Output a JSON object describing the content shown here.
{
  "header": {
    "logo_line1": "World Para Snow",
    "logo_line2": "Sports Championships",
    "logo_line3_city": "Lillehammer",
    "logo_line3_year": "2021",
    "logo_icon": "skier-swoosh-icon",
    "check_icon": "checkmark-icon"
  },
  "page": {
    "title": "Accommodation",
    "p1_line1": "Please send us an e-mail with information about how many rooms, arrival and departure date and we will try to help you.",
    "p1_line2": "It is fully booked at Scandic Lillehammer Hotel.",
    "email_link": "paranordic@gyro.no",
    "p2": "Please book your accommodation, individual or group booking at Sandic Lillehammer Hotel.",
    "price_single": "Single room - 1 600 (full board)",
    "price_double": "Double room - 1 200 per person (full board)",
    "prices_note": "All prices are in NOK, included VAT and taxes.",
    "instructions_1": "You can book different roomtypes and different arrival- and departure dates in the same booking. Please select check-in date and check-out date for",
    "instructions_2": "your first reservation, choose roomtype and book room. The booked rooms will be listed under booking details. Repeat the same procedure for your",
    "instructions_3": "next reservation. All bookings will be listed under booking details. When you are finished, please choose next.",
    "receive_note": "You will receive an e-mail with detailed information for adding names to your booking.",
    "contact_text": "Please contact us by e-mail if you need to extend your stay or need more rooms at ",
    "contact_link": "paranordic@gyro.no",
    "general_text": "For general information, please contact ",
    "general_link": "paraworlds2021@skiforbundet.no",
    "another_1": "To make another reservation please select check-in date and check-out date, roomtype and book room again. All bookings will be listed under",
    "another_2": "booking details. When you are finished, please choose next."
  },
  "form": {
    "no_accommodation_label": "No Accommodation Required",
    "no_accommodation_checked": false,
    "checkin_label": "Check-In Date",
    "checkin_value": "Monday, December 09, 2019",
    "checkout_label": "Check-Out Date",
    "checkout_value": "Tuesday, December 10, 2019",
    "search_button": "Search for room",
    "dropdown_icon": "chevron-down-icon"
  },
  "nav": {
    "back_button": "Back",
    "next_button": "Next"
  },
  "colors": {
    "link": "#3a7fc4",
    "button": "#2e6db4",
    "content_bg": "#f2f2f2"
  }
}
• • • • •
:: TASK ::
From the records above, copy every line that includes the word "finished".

:: WRITTEN SOLUTION ::
    "instructions_3": "next reservation. All bookings will be listed under booking details. When you are finished, please choose next.",
    "another_2": "booking details. When you are finished, please choose next."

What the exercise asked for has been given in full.